I was sold after that. We bonded and even during trying times — we managed to forge a sisterhood that saw us through the periods of duress, which inadvertently created the seal of life-long commandments.
After the coin tossing stint wore off — we veered off to other pastures and during a short interlude — I observed my darling friend with the grandson who naturally looks like her son — and made the mental snapshot.
Family extends past the blood vows that are uttered without consent.
I have my people and I love them dearly — and even though they are far away — I still summon the validity of how they apply when nostalgia creeps in. But, when the present leaves you scarily breathless and in need of care — you are bound to a commitment that brews more satisfaction than a last minute booty call.
The ripple effect is no coincidence and it happens from learned interference and the openness of strangers who can’t wait for your ever-evolving profile to complete its desired numbers — before reaching out.
They choose to add you to the spreading virus of humanity and the possibility of a casual lunch turning into the building blocks of life’s offerings.
She had a child who had a child — and being able to partake in that joy was heart-wrenchingly symbolic in a way that evoked my feelings of dread as I ceremoniously conceded my inability to ever replicate what she has conceived.
Despite the regrets of not being impregnated at just the right time or not being able to recruit the crush from back when such a thing was my thing — I was still able to breath again with the help of open spaces and the two champs that surrounded me with tender loving care.
At the end of the day — the lowered sun led us to separate places and I was controlled by the calm of knowing that no matter how alone I will feel when I step out of the car and wave goodbye — there was no escaping the effect of being embedded in the memory of the boy — who created a masterpiece when he threw the pebble in the water and walked away with pride.
The love continues without me and when he remembers I will be alive again — and it won’t require millions of dollars or million dollar installations.

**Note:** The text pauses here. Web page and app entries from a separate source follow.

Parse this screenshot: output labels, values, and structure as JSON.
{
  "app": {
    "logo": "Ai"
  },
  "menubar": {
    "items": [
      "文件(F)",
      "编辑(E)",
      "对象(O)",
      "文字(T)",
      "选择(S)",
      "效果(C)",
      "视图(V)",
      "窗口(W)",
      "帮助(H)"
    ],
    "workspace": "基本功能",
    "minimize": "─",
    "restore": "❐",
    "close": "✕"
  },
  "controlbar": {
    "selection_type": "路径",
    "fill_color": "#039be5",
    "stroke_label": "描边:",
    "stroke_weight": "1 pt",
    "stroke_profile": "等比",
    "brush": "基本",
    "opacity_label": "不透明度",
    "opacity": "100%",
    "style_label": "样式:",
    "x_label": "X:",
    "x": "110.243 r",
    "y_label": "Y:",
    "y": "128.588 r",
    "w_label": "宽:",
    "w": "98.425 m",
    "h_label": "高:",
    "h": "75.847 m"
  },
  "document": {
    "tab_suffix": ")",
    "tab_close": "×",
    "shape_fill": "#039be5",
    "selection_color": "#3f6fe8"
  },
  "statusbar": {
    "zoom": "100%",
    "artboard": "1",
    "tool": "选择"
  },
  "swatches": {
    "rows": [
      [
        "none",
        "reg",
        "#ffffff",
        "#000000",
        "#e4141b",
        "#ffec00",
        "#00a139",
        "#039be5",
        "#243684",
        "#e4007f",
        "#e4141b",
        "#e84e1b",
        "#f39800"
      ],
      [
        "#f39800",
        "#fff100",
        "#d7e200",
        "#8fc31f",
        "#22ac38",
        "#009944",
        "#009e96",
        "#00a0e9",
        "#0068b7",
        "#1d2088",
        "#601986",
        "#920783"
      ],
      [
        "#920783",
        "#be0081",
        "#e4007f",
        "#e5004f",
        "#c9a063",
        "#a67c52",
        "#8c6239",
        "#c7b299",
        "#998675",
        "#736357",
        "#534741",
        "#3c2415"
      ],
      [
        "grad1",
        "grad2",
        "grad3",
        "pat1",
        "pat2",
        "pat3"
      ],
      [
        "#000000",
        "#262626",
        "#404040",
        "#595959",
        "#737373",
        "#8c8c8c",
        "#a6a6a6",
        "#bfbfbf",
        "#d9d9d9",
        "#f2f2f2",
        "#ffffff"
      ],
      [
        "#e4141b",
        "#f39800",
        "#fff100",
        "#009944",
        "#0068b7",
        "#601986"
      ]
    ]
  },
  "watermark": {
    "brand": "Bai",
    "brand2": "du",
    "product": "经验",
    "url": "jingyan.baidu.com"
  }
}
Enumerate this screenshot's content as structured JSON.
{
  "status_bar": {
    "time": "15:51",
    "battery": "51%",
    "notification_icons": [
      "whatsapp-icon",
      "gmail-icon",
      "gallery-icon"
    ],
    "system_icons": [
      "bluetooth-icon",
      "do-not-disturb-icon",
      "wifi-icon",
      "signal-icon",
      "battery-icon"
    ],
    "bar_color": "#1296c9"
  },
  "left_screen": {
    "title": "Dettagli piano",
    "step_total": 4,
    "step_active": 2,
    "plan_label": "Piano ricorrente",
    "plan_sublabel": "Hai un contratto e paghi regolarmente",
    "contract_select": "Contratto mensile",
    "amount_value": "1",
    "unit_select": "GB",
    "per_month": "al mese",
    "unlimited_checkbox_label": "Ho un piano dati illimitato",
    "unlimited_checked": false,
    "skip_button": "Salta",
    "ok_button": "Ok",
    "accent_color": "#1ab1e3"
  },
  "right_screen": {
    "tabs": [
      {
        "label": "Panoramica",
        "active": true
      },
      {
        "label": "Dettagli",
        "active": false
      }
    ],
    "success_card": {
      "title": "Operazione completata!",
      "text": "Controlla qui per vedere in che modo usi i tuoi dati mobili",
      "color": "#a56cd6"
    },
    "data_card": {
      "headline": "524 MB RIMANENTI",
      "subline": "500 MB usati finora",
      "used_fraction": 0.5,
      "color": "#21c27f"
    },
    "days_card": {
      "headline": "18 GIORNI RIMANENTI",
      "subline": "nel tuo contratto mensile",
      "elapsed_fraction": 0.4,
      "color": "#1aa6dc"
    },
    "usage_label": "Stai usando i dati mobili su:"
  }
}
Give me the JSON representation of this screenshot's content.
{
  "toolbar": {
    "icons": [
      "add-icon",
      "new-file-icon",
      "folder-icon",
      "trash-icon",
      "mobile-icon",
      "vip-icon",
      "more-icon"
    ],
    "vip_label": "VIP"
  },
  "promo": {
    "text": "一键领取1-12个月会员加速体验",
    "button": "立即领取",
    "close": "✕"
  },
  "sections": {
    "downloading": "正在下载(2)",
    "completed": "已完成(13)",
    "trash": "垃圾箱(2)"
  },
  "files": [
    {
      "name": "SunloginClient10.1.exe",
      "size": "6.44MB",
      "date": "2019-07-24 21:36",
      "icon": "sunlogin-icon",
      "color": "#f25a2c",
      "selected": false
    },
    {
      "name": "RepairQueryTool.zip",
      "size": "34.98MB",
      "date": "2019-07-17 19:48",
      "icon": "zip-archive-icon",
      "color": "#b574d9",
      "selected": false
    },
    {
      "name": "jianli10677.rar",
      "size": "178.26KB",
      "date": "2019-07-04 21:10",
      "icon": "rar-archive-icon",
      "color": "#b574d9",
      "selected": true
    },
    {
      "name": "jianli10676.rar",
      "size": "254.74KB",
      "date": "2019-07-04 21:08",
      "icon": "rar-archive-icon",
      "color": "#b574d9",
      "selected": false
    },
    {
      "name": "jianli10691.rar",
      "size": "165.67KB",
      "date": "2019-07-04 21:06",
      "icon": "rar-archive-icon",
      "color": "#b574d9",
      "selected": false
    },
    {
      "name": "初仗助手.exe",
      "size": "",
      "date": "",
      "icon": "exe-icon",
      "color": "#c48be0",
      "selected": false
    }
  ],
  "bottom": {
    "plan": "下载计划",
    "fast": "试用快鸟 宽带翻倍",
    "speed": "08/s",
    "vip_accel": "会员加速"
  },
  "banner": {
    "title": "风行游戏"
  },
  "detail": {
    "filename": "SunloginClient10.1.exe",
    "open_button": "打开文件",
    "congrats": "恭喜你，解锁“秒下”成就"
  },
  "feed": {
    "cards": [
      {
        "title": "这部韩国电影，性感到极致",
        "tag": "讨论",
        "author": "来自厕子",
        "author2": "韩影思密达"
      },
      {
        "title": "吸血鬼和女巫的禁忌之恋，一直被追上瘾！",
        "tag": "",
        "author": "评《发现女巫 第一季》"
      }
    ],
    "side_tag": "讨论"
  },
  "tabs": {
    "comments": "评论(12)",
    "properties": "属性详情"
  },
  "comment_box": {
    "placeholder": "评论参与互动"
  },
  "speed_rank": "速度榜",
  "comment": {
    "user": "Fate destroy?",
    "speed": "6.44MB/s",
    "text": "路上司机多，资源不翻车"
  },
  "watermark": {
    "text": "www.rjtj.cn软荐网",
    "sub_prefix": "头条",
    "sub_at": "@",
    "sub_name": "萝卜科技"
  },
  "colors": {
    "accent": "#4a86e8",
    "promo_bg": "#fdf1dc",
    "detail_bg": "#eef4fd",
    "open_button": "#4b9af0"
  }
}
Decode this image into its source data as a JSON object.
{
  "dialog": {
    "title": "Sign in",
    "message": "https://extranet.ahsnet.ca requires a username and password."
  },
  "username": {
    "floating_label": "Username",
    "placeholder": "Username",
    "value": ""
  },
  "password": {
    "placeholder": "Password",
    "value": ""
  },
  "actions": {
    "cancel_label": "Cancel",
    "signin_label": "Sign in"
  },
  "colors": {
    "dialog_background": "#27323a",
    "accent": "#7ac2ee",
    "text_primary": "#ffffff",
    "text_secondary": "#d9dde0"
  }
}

It’s the ripple effect. It’s art teaching art how to be artfully humane. If you ever need to perfect the technique — let the love flow past blood and into the crevices of an eight-year-old boy who has already mastered the ties that bind.
The effects are staggering.